TOPEKA — Former Attorney General Phill Kline testified in a state ethics hearing Wednesday that he and his subordinates sought to be "straight up and honest" with a Kansas City-area grand jury investigating an abortion clinic, strongly disputing an allegation that they weren't.
Kline testified after the state office pursuing a professional misconduct complaint against him finished presenting its case. The complaint stems from Kline's actions during investigations of abortion providers while he was attorney general from 2003 to 2007 and Johnson County district attorney in 2007 and 2008.
The complaint alleges that Kline and his staff mishandled patients' medical records and misled other officials to further potential prosecutions of abortion providers.
A three-member panel of the state Board for Discipline of Attorneys will recommend to the Kansas Supreme Court whether he should face sanctions. The court has criticized Kline in past decisions in abortion cases.
Among other things, the complaint alleges that Kline and his staff in the Johnson County district attorney's office gave incomplete and misleading information to a grand jury that convened in late 2007 to investigate a Planned Parenthood clinic in Overland Park. The allegation came from the grand jury's presiding juror, who testified Tuesday.
"We were not trying to pull any punches. We were trying to be straight up and honest about what we knew," Kline testified. "I properly educated them."
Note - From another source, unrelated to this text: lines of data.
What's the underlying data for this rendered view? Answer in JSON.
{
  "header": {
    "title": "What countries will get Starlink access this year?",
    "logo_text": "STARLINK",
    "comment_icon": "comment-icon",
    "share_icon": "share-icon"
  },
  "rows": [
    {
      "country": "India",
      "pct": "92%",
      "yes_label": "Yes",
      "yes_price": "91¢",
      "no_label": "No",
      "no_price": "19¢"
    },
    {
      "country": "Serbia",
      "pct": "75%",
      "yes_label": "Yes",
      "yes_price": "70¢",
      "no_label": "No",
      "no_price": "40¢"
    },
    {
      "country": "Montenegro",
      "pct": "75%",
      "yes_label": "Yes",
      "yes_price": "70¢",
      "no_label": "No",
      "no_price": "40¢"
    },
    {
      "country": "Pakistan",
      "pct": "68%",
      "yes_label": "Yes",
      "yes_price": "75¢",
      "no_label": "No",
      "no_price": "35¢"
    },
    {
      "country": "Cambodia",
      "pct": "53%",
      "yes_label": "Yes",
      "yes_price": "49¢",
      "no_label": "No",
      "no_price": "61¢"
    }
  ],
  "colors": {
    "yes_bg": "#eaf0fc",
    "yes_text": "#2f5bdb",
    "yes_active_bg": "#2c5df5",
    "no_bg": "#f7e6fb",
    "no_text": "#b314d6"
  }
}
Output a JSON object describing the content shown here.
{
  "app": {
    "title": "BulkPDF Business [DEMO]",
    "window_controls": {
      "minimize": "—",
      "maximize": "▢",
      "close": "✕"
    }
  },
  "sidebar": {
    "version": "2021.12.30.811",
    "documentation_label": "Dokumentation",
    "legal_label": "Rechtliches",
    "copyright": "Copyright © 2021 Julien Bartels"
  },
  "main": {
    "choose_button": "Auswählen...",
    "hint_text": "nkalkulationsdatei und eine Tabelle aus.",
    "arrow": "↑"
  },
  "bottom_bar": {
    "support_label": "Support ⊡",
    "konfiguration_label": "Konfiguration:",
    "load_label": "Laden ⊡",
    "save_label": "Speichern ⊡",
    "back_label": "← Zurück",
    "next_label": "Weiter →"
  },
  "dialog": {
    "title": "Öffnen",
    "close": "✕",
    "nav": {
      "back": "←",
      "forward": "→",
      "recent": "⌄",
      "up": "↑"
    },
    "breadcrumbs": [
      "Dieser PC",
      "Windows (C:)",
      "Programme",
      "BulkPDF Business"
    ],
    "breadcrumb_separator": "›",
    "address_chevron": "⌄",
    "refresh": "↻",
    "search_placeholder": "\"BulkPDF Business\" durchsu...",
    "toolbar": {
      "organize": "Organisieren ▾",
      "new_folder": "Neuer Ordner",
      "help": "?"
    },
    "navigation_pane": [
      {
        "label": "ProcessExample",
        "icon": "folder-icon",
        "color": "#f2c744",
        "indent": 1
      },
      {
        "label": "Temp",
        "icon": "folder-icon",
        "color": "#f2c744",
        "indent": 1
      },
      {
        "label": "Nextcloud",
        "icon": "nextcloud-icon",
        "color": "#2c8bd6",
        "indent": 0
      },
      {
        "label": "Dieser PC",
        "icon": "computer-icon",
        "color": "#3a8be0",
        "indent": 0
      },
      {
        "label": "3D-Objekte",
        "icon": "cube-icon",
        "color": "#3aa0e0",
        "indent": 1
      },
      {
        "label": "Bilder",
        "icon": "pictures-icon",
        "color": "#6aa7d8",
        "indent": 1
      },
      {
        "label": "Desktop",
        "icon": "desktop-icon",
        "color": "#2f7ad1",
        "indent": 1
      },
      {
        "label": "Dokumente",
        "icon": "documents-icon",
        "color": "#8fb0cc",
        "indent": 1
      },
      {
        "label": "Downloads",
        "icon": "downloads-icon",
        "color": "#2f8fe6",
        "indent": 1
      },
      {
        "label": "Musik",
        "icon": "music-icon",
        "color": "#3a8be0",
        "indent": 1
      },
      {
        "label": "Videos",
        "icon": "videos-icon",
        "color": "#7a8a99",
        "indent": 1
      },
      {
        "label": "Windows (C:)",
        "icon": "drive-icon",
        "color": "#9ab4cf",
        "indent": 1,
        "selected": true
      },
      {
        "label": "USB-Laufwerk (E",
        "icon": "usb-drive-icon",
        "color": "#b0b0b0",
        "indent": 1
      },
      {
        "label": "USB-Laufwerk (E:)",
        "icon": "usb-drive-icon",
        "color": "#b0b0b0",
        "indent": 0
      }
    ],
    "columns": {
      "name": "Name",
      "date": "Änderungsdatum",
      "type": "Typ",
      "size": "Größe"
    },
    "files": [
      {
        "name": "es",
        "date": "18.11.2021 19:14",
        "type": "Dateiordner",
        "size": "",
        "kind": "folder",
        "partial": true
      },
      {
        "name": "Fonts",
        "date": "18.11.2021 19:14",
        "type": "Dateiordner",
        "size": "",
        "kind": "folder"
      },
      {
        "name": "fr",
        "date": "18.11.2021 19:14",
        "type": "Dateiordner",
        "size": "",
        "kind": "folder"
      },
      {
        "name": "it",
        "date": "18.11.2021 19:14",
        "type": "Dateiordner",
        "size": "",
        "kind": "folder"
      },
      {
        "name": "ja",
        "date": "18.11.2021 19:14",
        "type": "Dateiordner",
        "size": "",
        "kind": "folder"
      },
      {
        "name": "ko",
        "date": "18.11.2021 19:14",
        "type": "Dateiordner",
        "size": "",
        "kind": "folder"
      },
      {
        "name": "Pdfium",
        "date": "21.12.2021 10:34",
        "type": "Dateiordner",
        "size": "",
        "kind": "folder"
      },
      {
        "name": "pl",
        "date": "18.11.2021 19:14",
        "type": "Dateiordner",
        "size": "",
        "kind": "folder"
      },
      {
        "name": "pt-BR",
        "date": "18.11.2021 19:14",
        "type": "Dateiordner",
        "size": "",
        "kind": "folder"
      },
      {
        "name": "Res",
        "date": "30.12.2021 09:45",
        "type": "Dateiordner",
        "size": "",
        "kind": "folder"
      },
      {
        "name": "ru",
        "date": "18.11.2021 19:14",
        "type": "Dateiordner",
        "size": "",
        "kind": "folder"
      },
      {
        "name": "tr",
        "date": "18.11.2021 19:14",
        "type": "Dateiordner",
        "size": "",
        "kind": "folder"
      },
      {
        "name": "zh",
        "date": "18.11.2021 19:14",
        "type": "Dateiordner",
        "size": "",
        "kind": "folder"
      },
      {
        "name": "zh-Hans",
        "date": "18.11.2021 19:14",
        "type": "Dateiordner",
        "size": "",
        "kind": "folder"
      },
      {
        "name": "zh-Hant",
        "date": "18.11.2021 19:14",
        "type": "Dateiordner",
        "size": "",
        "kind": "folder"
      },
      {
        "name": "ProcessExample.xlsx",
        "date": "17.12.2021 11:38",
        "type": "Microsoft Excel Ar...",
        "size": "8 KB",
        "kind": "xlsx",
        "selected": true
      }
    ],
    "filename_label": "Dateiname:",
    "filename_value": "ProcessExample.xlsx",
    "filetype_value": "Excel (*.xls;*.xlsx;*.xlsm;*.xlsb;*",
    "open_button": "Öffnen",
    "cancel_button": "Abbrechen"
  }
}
Kline was expected to give more testimony today.
His attorneys attempted Wednesday to cast doubt on testimony from Stephanie Hensel, the grand jury's presiding juror. Her testimony and others has shown a strained relationship between the district attorney's office under Kline and the grand jury, which retained its own attorneys, not wanting to rely entirely on Kline's staff.
The disciplinary administrator's office has portrayed Hensel as the grand jury's spokeswoman and presented testimony designed to show that Kline's office sometimes acted on jurors' behalf without consulting them.
But Kline's attorneys describe the grand jury as beset by internal disagreements and have questioned its decisions, such as negotiating with Planned Parenthood attorneys to obtain records even after issuing a subpoena. The grand jury never issued an indictment, and Kline said during a break in testimony that actions by Hensel and the grand jury's attorneys "killed" its investigation of the clinic.
"That grand jury was dysfunctional," Kline said.
Hensel testified Tuesday that Kline's office withheld information about what was required under Kansas law and about past court cases — information that might have prevented the grand jury from issuing its subpoena.
Kline's attorneys have gone over transcripts of grand jury meetings to show information presented to its members was more nuanced than Hensel represented in a complaint to the disciplinary administrator. Kline testified Wednesday that his office provided a common-sense — but accurate — summary of the law.
Stephen Maxwell, a former Kline subordinate who is now a senior assistant district attorney in Reno County, testified that he worried at the time that "anti-Kline people" were steering the grand jury. He said he urged Kline to become less involved, which Kline did.
In August 2010, Maxwell, who'd also faced an ethics complaint, agreed to an informal admonishment, including a statement that he hadn't provided enough information to the grand jury about Kansas law — and his actions could have affected its decision to subpoena Planned Parenthood records. But the statement also said he didn't intentionally mislead jurors.
"I made a mistake," he testified. "I didn't do anything to mislead the grand jury."